Additional – Take it easy on the cologne and perfume. Scents are amplified in packed places. Too much scent can leave a negative impression and that defeats the purpose. Facial hair should be groomed. Makeup is optional but should not be elaborate if worn. The goal is to have recruiters remember your face, not an untidy beard or ornate makeup.
If you’ve heeded our advice above, you will have confidence. Nervous? Sure. But confident, nonetheless. Walk and talk with that confidence. Employer reps are trained to zero in on the attendees that look purposeful in their walk and presentation.
- Walk with intent.Pro Tip: Finding a job is a job. Never stop applying. Never stop attending career fairs. Keep on top of your correspondence with every recruiter you meet. And remember, preparation is key.
- Speak with clarity.
- Use your talking points.
- Don’t forget to shake hands.
- Meet your goal. Do not leave until you handed out every résumé you intended to.
Do not be passive. Follow-up with every recruiter that handed you a business card, and do not forget to personalize your email correspondence. No generic templates. Refer to the conversation you had with the representative in your email. Remember, she/he also met with dozens of other candidates, so remind them about something specific that only you might have highlighted. Mention your excitement about the company and their open positions. If you scheduled an interview at the fair, reference that and state to the rep that you look forward to the interview.

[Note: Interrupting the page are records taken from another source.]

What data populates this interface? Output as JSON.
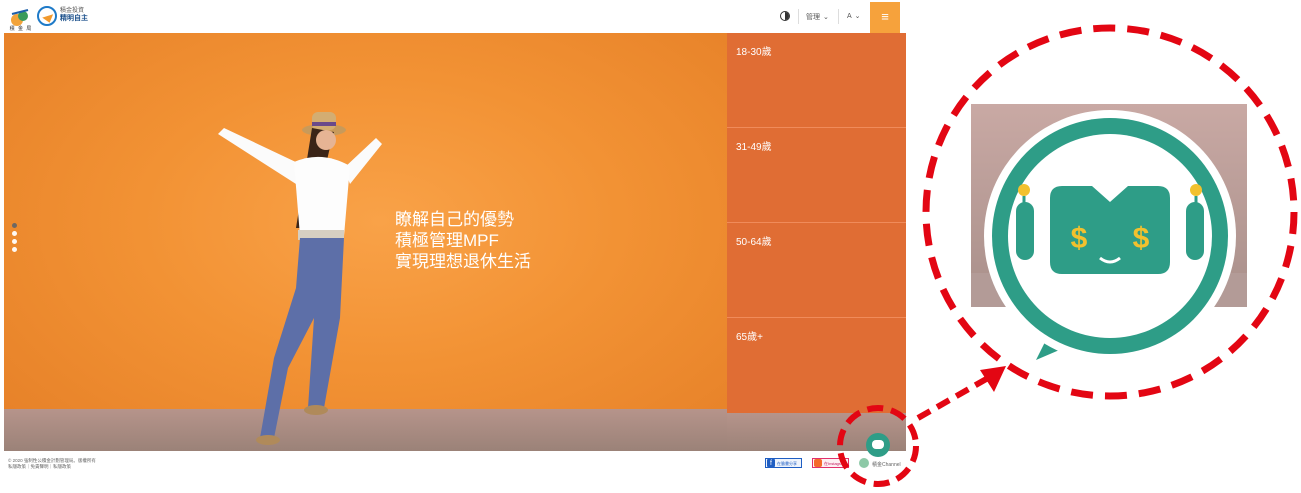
{
  "header": {
    "logo_mark_label": "積 金 局",
    "logo_title_small": "積金投資",
    "logo_title_main": "精明自主",
    "menu_admin": "管理",
    "menu_font": "A",
    "menu_icon": "hamburger-icon"
  },
  "hero": {
    "lines": [
      "瞭解自己的優勢",
      "積極管理MPF",
      "實現理想退休生活"
    ],
    "slide_count": 3,
    "active_slide": 0
  },
  "age_groups": [
    "18-30歲",
    "31-49歲",
    "50-64歲",
    "65歲+"
  ],
  "footer": {
    "copyright": "© 2020 強制性公積金計劃管理局。版權所有",
    "links": "私隱政策｜免責聲明｜私隱政策",
    "facebook_label": "在臉書分享",
    "instagram_label": "在Instagram",
    "chat_label": "積金Channel"
  },
  "annotation": {
    "bot_color": "#2e9d87",
    "highlight_color": "#e30613"
  },
  "colors": {
    "accent": "#f6a23c",
    "age_panel": "#e06d34",
    "hero": "#f29234"
  }
}
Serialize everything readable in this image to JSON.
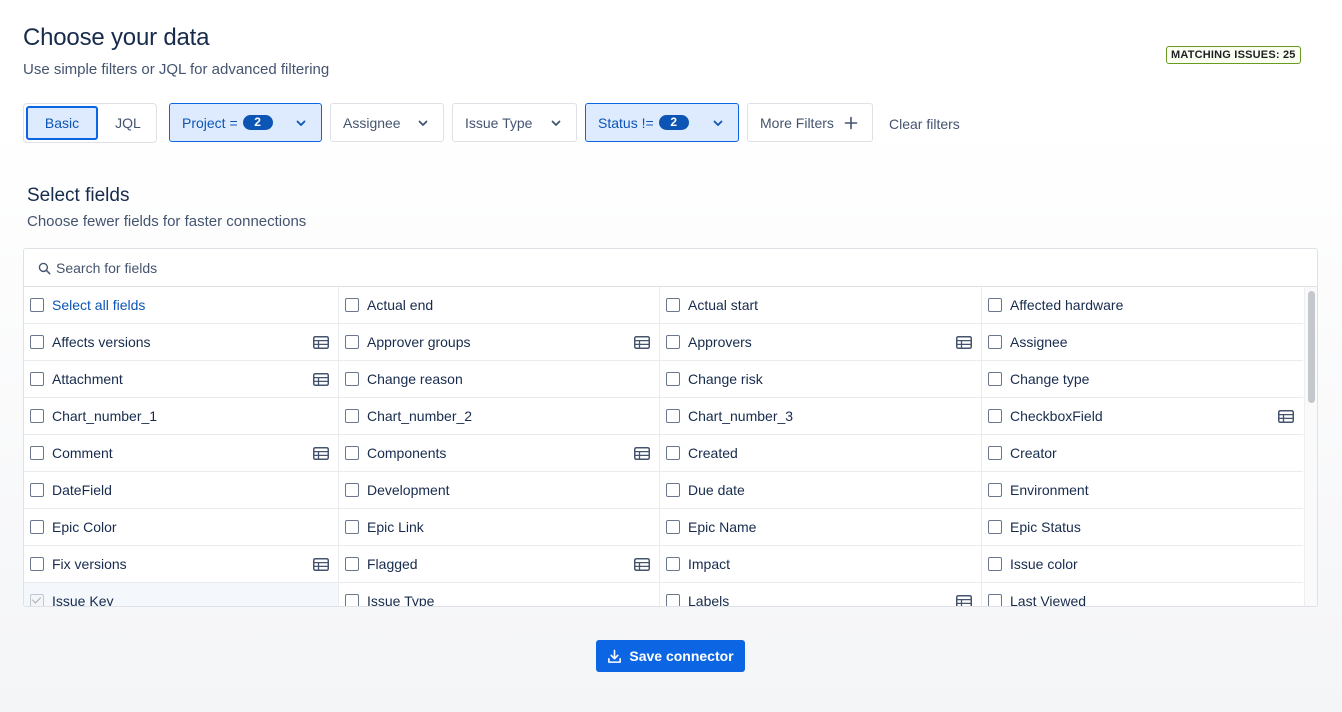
{
  "header": {
    "title": "Choose your data",
    "subtitle": "Use simple filters or JQL for advanced filtering",
    "matching_issues": "MATCHING ISSUES: 25"
  },
  "mode_toggle": {
    "basic": "Basic",
    "jql": "JQL",
    "selected": "Basic"
  },
  "filters": {
    "project": {
      "label": "Project =",
      "count": "2"
    },
    "assignee": {
      "label": "Assignee"
    },
    "issue_type": {
      "label": "Issue Type"
    },
    "status": {
      "label": "Status !=",
      "count": "2"
    },
    "more_filters": {
      "label": "More Filters"
    },
    "clear": "Clear filters"
  },
  "fields_section": {
    "title": "Select fields",
    "subtitle": "Choose fewer fields for faster connections",
    "search_placeholder": "Search for fields",
    "rows": [
      [
        {
          "label": "Select all fields",
          "table_icon": false,
          "link": true
        },
        {
          "label": "Actual end",
          "table_icon": false
        },
        {
          "label": "Actual start",
          "table_icon": false
        },
        {
          "label": "Affected hardware",
          "table_icon": false
        }
      ],
      [
        {
          "label": "Affects versions",
          "table_icon": true
        },
        {
          "label": "Approver groups",
          "table_icon": true
        },
        {
          "label": "Approvers",
          "table_icon": true
        },
        {
          "label": "Assignee",
          "table_icon": false
        }
      ],
      [
        {
          "label": "Attachment",
          "table_icon": true
        },
        {
          "label": "Change reason",
          "table_icon": false
        },
        {
          "label": "Change risk",
          "table_icon": false
        },
        {
          "label": "Change type",
          "table_icon": false
        }
      ],
      [
        {
          "label": "Chart_number_1",
          "table_icon": false
        },
        {
          "label": "Chart_number_2",
          "table_icon": false
        },
        {
          "label": "Chart_number_3",
          "table_icon": false
        },
        {
          "label": "CheckboxField",
          "table_icon": true
        }
      ],
      [
        {
          "label": "Comment",
          "table_icon": true
        },
        {
          "label": "Components",
          "table_icon": true
        },
        {
          "label": "Created",
          "table_icon": false
        },
        {
          "label": "Creator",
          "table_icon": false
        }
      ],
      [
        {
          "label": "DateField",
          "table_icon": false
        },
        {
          "label": "Development",
          "table_icon": false
        },
        {
          "label": "Due date",
          "table_icon": false
        },
        {
          "label": "Environment",
          "table_icon": false
        }
      ],
      [
        {
          "label": "Epic Color",
          "table_icon": false
        },
        {
          "label": "Epic Link",
          "table_icon": false
        },
        {
          "label": "Epic Name",
          "table_icon": false
        },
        {
          "label": "Epic Status",
          "table_icon": false
        }
      ],
      [
        {
          "label": "Fix versions",
          "table_icon": true
        },
        {
          "label": "Flagged",
          "table_icon": true
        },
        {
          "label": "Impact",
          "table_icon": false
        },
        {
          "label": "Issue color",
          "table_icon": false
        }
      ],
      [
        {
          "label": "Issue Key",
          "table_icon": false,
          "checked_disabled": true
        },
        {
          "label": "Issue Type",
          "table_icon": false
        },
        {
          "label": "Labels",
          "table_icon": true
        },
        {
          "label": "Last Viewed",
          "table_icon": false
        }
      ]
    ]
  },
  "save_button": {
    "label": "Save connector"
  },
  "colors": {
    "accent": "#0c66e4",
    "accent_light": "#deebff",
    "badge_border": "#6a9a23"
  }
}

For an in-depth breakdown of each step to the job search, application, and interview process, read our complete job search guide.